» Task brief: The records that follow must be repeated exactly, line by line.

[Interface dataset entries]
::::
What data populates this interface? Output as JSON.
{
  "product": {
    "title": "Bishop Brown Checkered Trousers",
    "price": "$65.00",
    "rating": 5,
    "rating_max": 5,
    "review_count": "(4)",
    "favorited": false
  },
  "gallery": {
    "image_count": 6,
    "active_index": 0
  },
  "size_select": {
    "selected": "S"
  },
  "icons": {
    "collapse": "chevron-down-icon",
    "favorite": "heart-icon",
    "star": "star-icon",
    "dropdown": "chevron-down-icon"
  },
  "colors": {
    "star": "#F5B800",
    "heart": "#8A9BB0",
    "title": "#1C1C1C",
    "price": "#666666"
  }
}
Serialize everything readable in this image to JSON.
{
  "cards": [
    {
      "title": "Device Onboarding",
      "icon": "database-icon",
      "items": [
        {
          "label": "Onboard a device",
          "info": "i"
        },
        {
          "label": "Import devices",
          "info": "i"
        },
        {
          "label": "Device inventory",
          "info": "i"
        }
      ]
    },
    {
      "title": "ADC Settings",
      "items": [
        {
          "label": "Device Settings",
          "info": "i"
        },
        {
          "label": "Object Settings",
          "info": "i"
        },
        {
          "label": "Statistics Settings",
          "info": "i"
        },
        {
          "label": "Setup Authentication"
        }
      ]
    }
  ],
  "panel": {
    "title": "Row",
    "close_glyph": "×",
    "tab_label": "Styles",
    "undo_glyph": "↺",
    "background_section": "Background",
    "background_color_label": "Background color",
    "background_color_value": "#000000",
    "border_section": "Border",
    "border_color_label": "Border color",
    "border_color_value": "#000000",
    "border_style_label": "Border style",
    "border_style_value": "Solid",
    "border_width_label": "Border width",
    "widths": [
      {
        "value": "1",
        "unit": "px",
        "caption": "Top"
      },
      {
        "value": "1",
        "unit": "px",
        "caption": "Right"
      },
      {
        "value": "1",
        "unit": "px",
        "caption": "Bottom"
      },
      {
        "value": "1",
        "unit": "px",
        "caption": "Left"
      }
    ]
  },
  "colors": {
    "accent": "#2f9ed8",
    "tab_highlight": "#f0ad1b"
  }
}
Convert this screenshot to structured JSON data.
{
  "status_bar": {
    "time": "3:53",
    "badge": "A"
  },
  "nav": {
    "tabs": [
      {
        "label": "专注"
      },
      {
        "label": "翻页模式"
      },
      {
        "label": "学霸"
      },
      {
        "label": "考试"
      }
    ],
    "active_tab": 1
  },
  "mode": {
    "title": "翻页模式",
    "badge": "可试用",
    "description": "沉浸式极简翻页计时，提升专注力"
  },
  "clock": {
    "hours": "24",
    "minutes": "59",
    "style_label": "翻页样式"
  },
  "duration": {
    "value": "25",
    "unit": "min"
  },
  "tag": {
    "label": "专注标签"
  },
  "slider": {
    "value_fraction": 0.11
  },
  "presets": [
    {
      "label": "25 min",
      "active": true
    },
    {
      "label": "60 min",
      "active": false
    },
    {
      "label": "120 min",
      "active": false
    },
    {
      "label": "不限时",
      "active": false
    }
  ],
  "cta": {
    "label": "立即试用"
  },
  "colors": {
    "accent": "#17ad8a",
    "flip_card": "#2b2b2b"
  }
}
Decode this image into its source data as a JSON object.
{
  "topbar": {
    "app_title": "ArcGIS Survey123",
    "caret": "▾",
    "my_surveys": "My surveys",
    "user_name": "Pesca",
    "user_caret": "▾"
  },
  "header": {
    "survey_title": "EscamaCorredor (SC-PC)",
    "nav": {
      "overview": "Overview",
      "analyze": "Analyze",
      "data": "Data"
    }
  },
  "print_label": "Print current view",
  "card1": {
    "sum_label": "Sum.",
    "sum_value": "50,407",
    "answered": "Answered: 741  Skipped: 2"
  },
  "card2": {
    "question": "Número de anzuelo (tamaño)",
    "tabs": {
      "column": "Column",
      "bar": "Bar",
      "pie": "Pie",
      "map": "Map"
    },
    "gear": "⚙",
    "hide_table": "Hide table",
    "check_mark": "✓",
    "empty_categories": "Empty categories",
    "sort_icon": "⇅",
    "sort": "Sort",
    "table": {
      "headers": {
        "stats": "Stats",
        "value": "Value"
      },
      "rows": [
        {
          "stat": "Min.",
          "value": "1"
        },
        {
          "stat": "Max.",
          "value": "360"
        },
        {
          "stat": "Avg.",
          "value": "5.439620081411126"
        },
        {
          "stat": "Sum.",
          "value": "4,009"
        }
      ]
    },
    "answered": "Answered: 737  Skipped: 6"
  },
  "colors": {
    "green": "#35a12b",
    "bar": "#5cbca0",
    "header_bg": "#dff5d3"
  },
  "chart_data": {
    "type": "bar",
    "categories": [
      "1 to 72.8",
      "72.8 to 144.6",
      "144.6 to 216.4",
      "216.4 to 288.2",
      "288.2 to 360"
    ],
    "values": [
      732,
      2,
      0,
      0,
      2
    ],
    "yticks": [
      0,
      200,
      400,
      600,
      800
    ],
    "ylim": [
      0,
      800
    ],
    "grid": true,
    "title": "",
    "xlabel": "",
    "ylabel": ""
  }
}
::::
» Response for this exercise:
What data populates this interface? Output as JSON.
{
  "product": {
    "title": "Bishop Brown Checkered Trousers",
    "price": "$65.00",
    "rating": 5,
    "rating_max": 5,
    "review_count": "(4)",
    "favorited": false
  },
  "gallery": {
    "image_count": 6,
    "active_index": 0
  },
  "size_select": {
    "selected": "S"
  },
  "icons": {
    "collapse": "chevron-down-icon",
    "favorite": "heart-icon",
    "star": "star-icon",
    "dropdown": "chevron-down-icon"
  },
  "colors": {
    "star": "#F5B800",
    "heart": "#8A9BB0",
    "title": "#1C1C1C",
    "price": "#666666"
  }
}
Serialize everything readable in this image to JSON.
{
  "cards": [
    {
      "title": "Device Onboarding",
      "icon": "database-icon",
      "items": [
        {
          "label": "Onboard a device",
          "info": "i"
        },
        {
          "label": "Import devices",
          "info": "i"
        },
        {
          "label": "Device inventory",
          "info": "i"
        }
      ]
    },
    {
      "title": "ADC Settings",
      "items": [
        {
          "label": "Device Settings",
          "info": "i"
        },
        {
          "label": "Object Settings",
          "info": "i"
        },
        {
          "label": "Statistics Settings",
          "info": "i"
        },
        {
          "label": "Setup Authentication"
        }
      ]
    }
  ],
  "panel": {
    "title": "Row",
    "close_glyph": "×",
    "tab_label": "Styles",
    "undo_glyph": "↺",
    "background_section": "Background",
    "background_color_label": "Background color",
    "background_color_value": "#000000",
    "border_section": "Border",
    "border_color_label": "Border color",
    "border_color_value": "#000000",
    "border_style_label": "Border style",
    "border_style_value": "Solid",
    "border_width_label": "Border width",
    "widths": [
      {
        "value": "1",
        "unit": "px",
        "caption": "Top"
      },
      {
        "value": "1",
        "unit": "px",
        "caption": "Right"
      },
      {
        "value": "1",
        "unit": "px",
        "caption": "Bottom"
      },
      {
        "value": "1",
        "unit": "px",
        "caption": "Left"
      }
    ]
  },
  "colors": {
    "accent": "#2f9ed8",
    "tab_highlight": "#f0ad1b"
  }
}
Convert this screenshot to structured JSON data.
{
  "status_bar": {
    "time": "3:53",
    "badge": "A"
  },
  "nav": {
    "tabs": [
      {
        "label": "专注"
      },
      {
        "label": "翻页模式"
      },
      {
        "label": "学霸"
      },
      {
        "label": "考试"
      }
    ],
    "active_tab": 1
  },
  "mode": {
    "title": "翻页模式",
    "badge": "可试用",
    "description": "沉浸式极简翻页计时，提升专注力"
  },
  "clock": {
    "hours": "24",
    "minutes": "59",
    "style_label": "翻页样式"
  },
  "duration": {
    "value": "25",
    "unit": "min"
  },
  "tag": {
    "label": "专注标签"
  },
  "slider": {
    "value_fraction": 0.11
  },
  "presets": [
    {
      "label": "25 min",
      "active": true
    },
    {
      "label": "60 min",
      "active": false
    },
    {
      "label": "120 min",
      "active": false
    },
    {
      "label": "不限时",
      "active": false
    }
  ],
  "cta": {
    "label": "立即试用"
  },
  "colors": {
    "accent": "#17ad8a",
    "flip_card": "#2b2b2b"
  }
}
Decode this image into its source data as a JSON object.
{
  "topbar": {
    "app_title": "ArcGIS Survey123",
    "caret": "▾",
    "my_surveys": "My surveys",
    "user_name": "Pesca",
    "user_caret": "▾"
  },
  "header": {
    "survey_title": "EscamaCorredor (SC-PC)",
    "nav": {
      "overview": "Overview",
      "analyze": "Analyze",
      "data": "Data"
    }
  },
  "print_label": "Print current view",
  "card1": {
    "sum_label": "Sum.",
    "sum_value": "50,407",
    "answered": "Answered: 741  Skipped: 2"
  },
  "card2": {
    "question": "Número de anzuelo (tamaño)",
    "tabs": {
      "column": "Column",
      "bar": "Bar",
      "pie": "Pie",
      "map": "Map"
    },
    "gear": "⚙",
    "hide_table": "Hide table",
    "check_mark": "✓",
    "empty_categories": "Empty categories",
    "sort_icon": "⇅",
    "sort": "Sort",
    "table": {
      "headers": {
        "stats": "Stats",
        "value": "Value"
      },
      "rows": [
        {
          "stat": "Min.",
          "value": "1"
        },
        {
          "stat": "Max.",
          "value": "360"
        },
        {
          "stat": "Avg.",
          "value": "5.439620081411126"
        },
        {
          "stat": "Sum.",
          "value": "4,009"
        }
      ]
    },
    "answered": "Answered: 737  Skipped: 6"
  },
  "colors": {
    "green": "#35a12b",
    "bar": "#5cbca0",
    "header_bg": "#dff5d3"
  },
  "chart_data": {
    "type": "bar",
    "categories": [
      "1 to 72.8",
      "72.8 to 144.6",
      "144.6 to 216.4",
      "216.4 to 288.2",
      "288.2 to 360"
    ],
    "values": [
      732,
      2,
      0,
      0,
      2
    ],
    "yticks": [
      0,
      200,
      400,
      600,
      800
    ],
    "ylim": [
      0,
      800
    ],
    "grid": true,
    "title": "",
    "xlabel": "",
    "ylabel": ""
  }
}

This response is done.